William St Clair, who has died aged 83, was an academic, historian, bibliophile, a senior civil servant in the Treasury, and, since 2005, a senior research fellow at the Institute of English Studies, University of London; he had a lifelong interest in the Parthenon, and his first book, Lord Elgin and the Marbles, appeared in 1967.
In its third edition, published in 1998, St Clair revealed a scandal at the British Museum. In the 1930s, on the orders of Lord Duveen, before they were hung in his eponymous new gallery, the Parthenon marbles were illegally scrubbed with copper brushes and carborundum to make them look whiter, in the process damaging or destroying the original painted surfaces.
It was 60 years later when, after many refusals, sometimes on the basis of spurious national security concerns, St Clair finally gained access to the report by the Keeper to the Trustees. It stated: “The damage is obvious and cannot be exaggerated.”
In 2001 St Clair discovered that Lord Elgin had bribed the Ottoman military governor of Athens (the Disdar) with a sum worth 35 times his annual salary. At this point St Clair changed his position and became a leading proponent for the restoration of the Marbles to Greece.
William Linn St Clair was born in London on December 7 1937 to Susan, née Bow, an English teacher, and Joseph, the London representative of a group of Scottish foundries. During the war the family moved back to Scotland.
From Edinburgh Academy William won a scholarship to St John’s College, Oxford, where he read Classics, before joining the Admiralty as a civil servant.
In 1972 St Clair published That Greece Might Still be Free (republished in 2008), a classic account of the Philhellenes of the Romantic era, including Lord Byron, who fought for Greek independence. Around this time he moved to the Treasury but continued to pursue a parallel literary and journalistic career.
He had a weekly book column in the Financial Times and also reviewed books for The Economist, the London Review of Books and The Times Literary Supplement.
In 1988 he wrote a government manual for managers in the civil service which was translated into several languages, while The Godwins and the Shelleys (1989) cemented his reputation as a biographer of the Romantic period.
Quadruple coronary bypass surgery in his early fifties persuaded him to leave his position as undersecretary at the Treasury. A senior fellowship at All Souls College, Oxford (1992-96), was followed by a fellowship at Trinity College, Cambridge (1998-2006) and a similar position at the Institute of Advanced Studies, London (2007–21).
St Clair had many interesting and often brilliant friends, met not just at Oxbridge high tables or through journalism but on account of his lifelong passion for books and collecting books. Through his involvement with the PEN International Writers in Prison Committee, St Clair also got to know Harold Pinter, and Arthur Miller, whose biography he was writing until access to the Miller diaries was withdrawn after his death.
The Reading Nation in the Romantic Period (2004), which studied the political economy of the book trade over three centuries, is now standard reading in many university English departments. The Grand Slave Emporium (2006) described life at Cape Coast Castle, one of the centres of the British slave trade for 150 years.

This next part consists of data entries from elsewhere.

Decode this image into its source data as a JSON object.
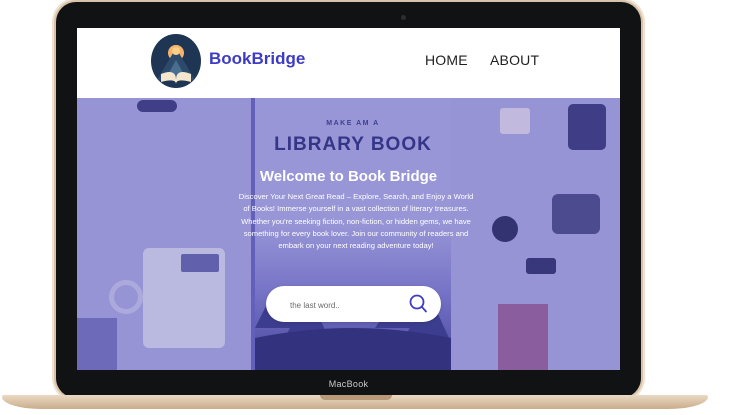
{
  "device": {
    "label": "MacBook"
  },
  "navbar": {
    "site_name": "BookBridge",
    "links": [
      {
        "label": "HOME"
      },
      {
        "label": "ABOUT"
      }
    ]
  },
  "hero": {
    "book_sub": "MAKE AM A",
    "book_title": "LIBRARY BOOK",
    "title": "Welcome to Book Bridge",
    "description": "Discover Your Next Great Read – Explore, Search, and Enjoy a World of Books! Immerse yourself in a vast collection of literary treasures. Whether you're seeking fiction, non-fiction, or hidden gems, we have something for every book lover. Join our community of readers and embark on your next reading adventure today!"
  },
  "search": {
    "placeholder": "the last word..",
    "icon": "search-icon"
  },
  "colors": {
    "brand": "#3d3cc4",
    "overlay": "#6f6dc0",
    "frame": "#111214",
    "base": "#ead9c3"
  }
}
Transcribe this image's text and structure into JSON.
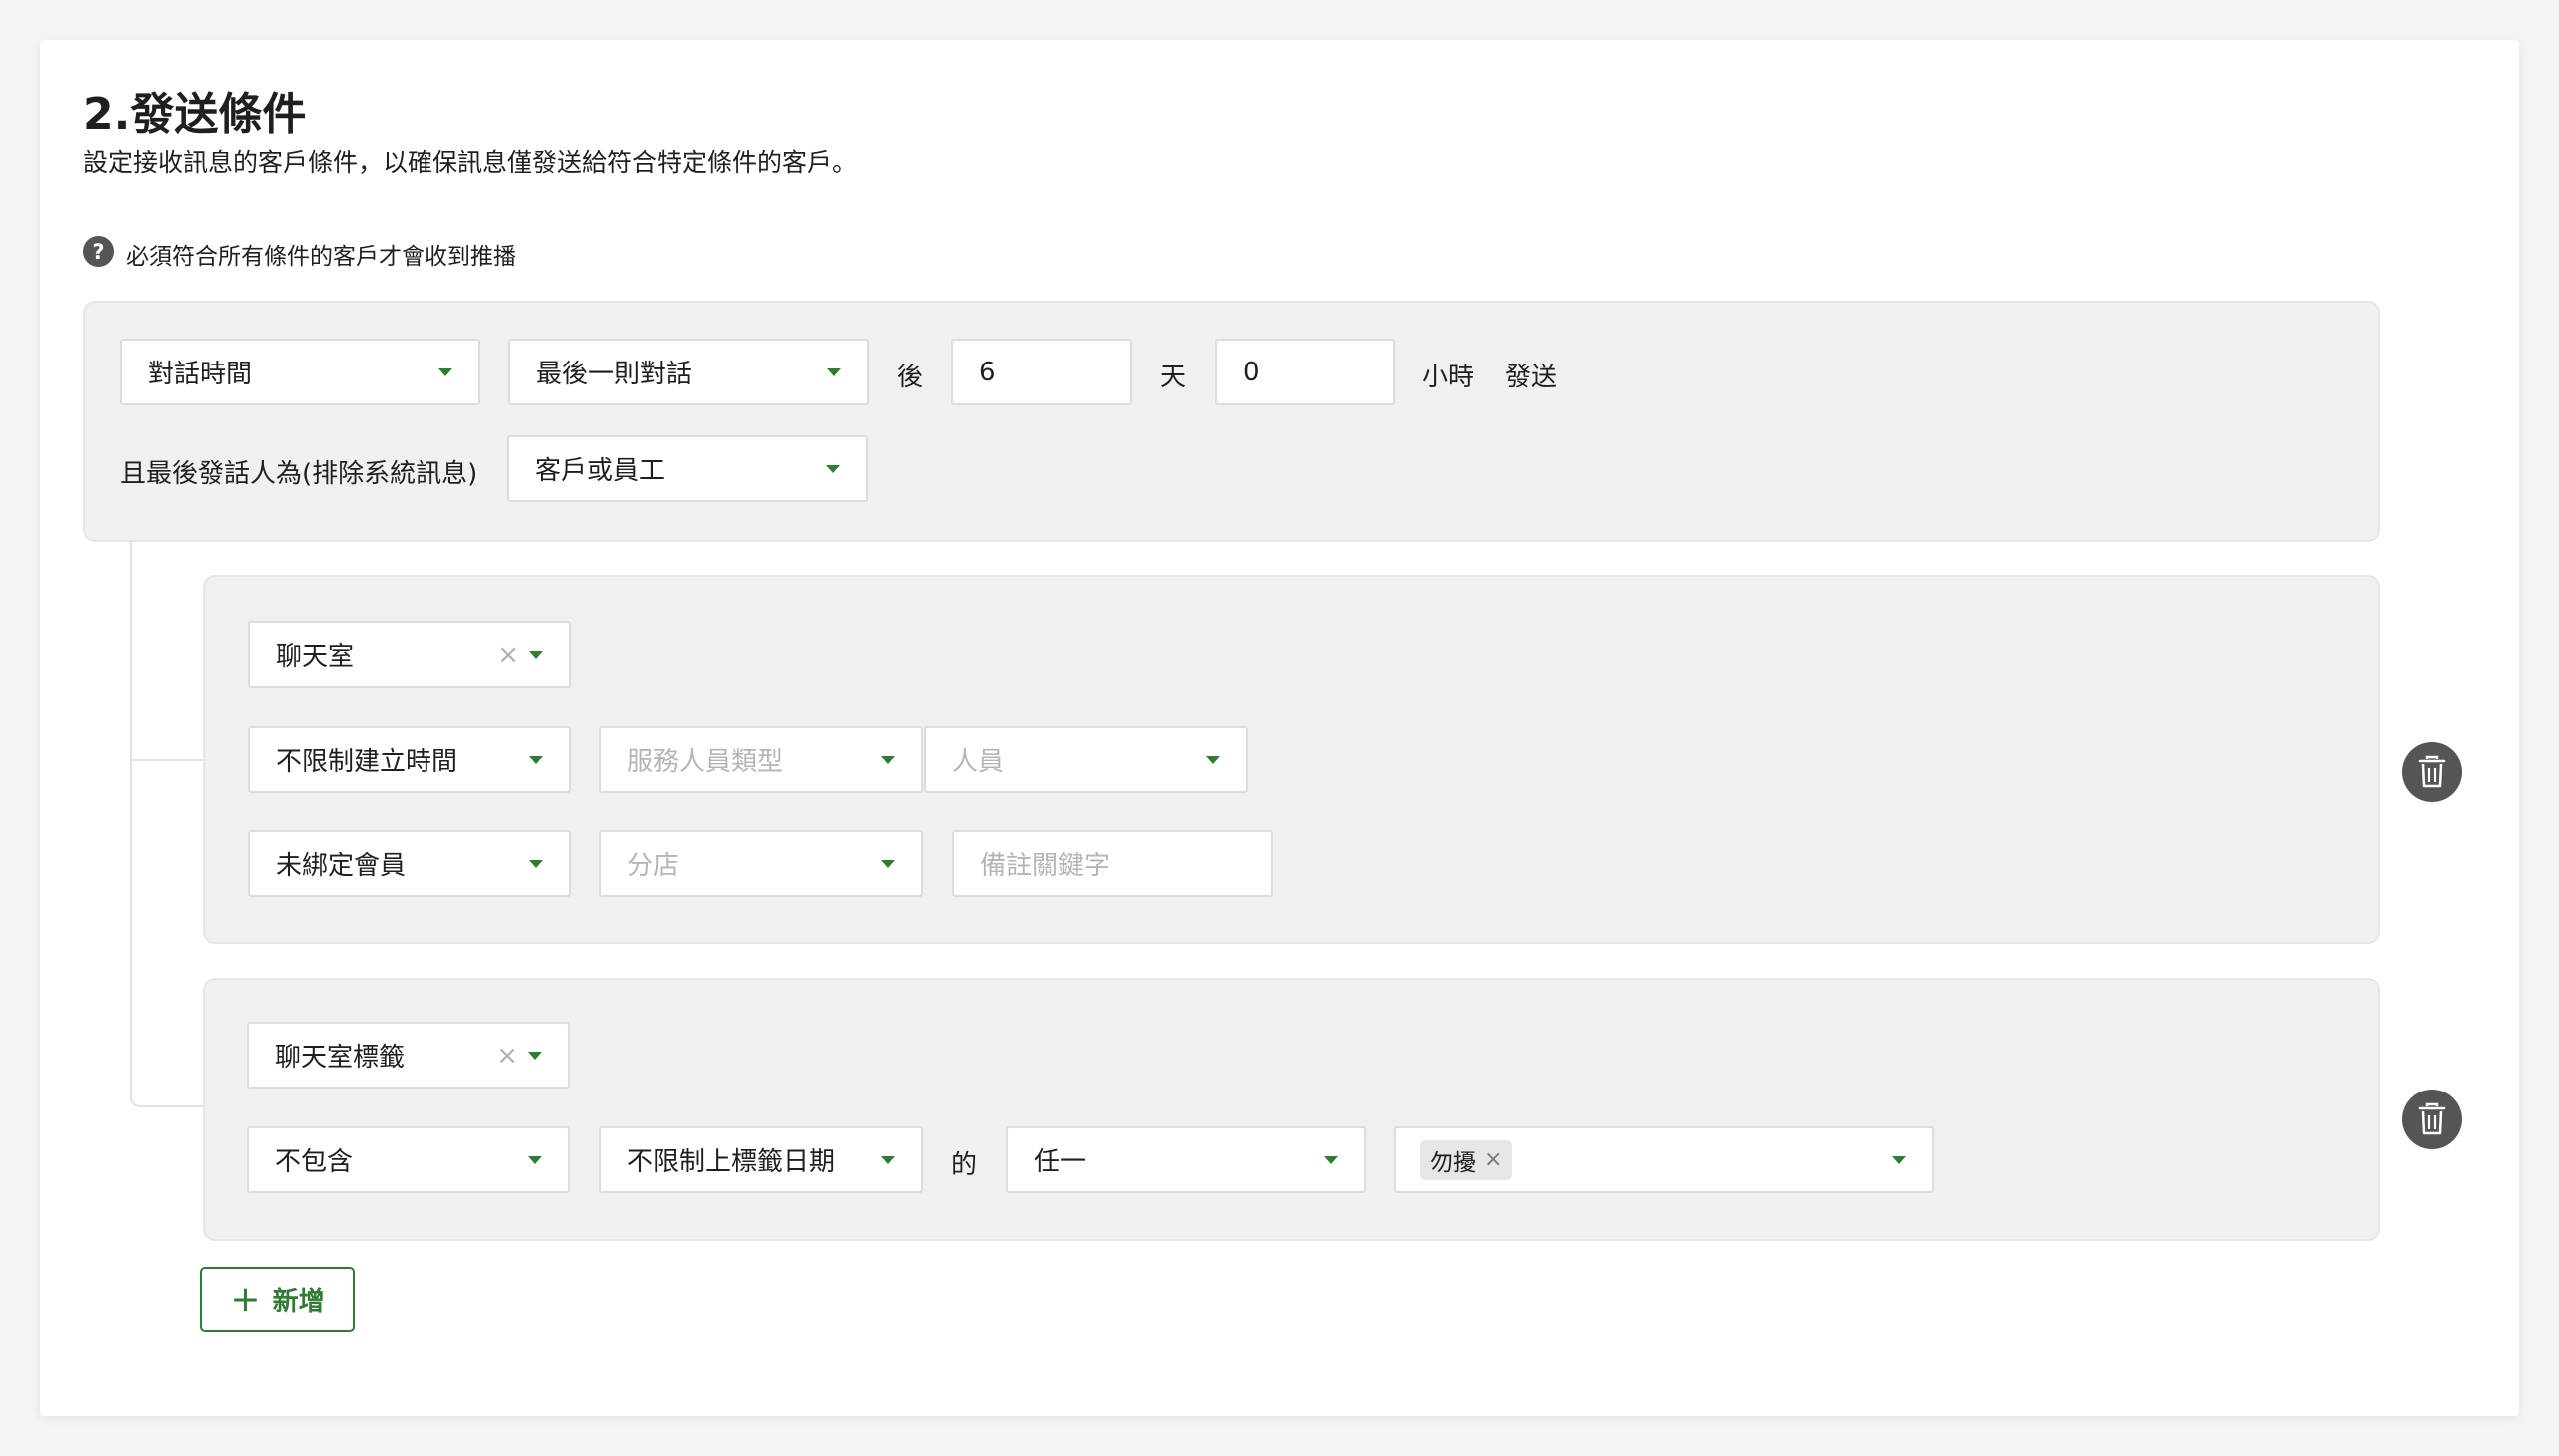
{
  "section": {
    "title": "2.發送條件",
    "subtitle": "設定接收訊息的客戶條件，以確保訊息僅發送給符合特定條件的客戶。",
    "note": "必須符合所有條件的客戶才會收到推播",
    "help_icon": "question-circle-icon"
  },
  "primary_condition": {
    "type_select": "對話時間",
    "reference_select": "最後一則對話",
    "after_label": "後",
    "days_value": "6",
    "days_unit": "天",
    "hours_value": "0",
    "hours_unit": "小時",
    "send_label": "發送",
    "last_sender_label": "且最後發話人為(排除系統訊息)",
    "last_sender_select": "客戶或員工"
  },
  "condition_groups": [
    {
      "type_select": "聊天室",
      "time_select": "不限制建立時間",
      "staff_type_placeholder": "服務人員類型",
      "staff_placeholder": "人員",
      "member_select": "未綁定會員",
      "branch_placeholder": "分店",
      "keyword_placeholder": "備註關鍵字"
    },
    {
      "type_select": "聊天室標籤",
      "include_select": "不包含",
      "date_select": "不限制上標籤日期",
      "of_label": "的",
      "any_select": "任一",
      "tags": [
        "勿擾"
      ]
    }
  ],
  "add_button": {
    "label": "新增"
  },
  "colors": {
    "accent": "#2e7d32",
    "panel": "#f0f0f0",
    "icon_dark": "#555555"
  }
}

St Clair was widely known for his intellectual generosity, wit, forthright advice and invaluable tuition, whether to professional writers or graduate students. A few days before he died, he was awarded the Lord Byron medal by the new Philhellenism Museum in Athens.
His last book, Who Saved the Parthenon?, is scheduled for publication in 2022.
William St Clair married Heidi Fischer, from whom he separated, and who predeceased him. He is survived by two daughters.
William St Clair, born December 7 1937, died June 30 2021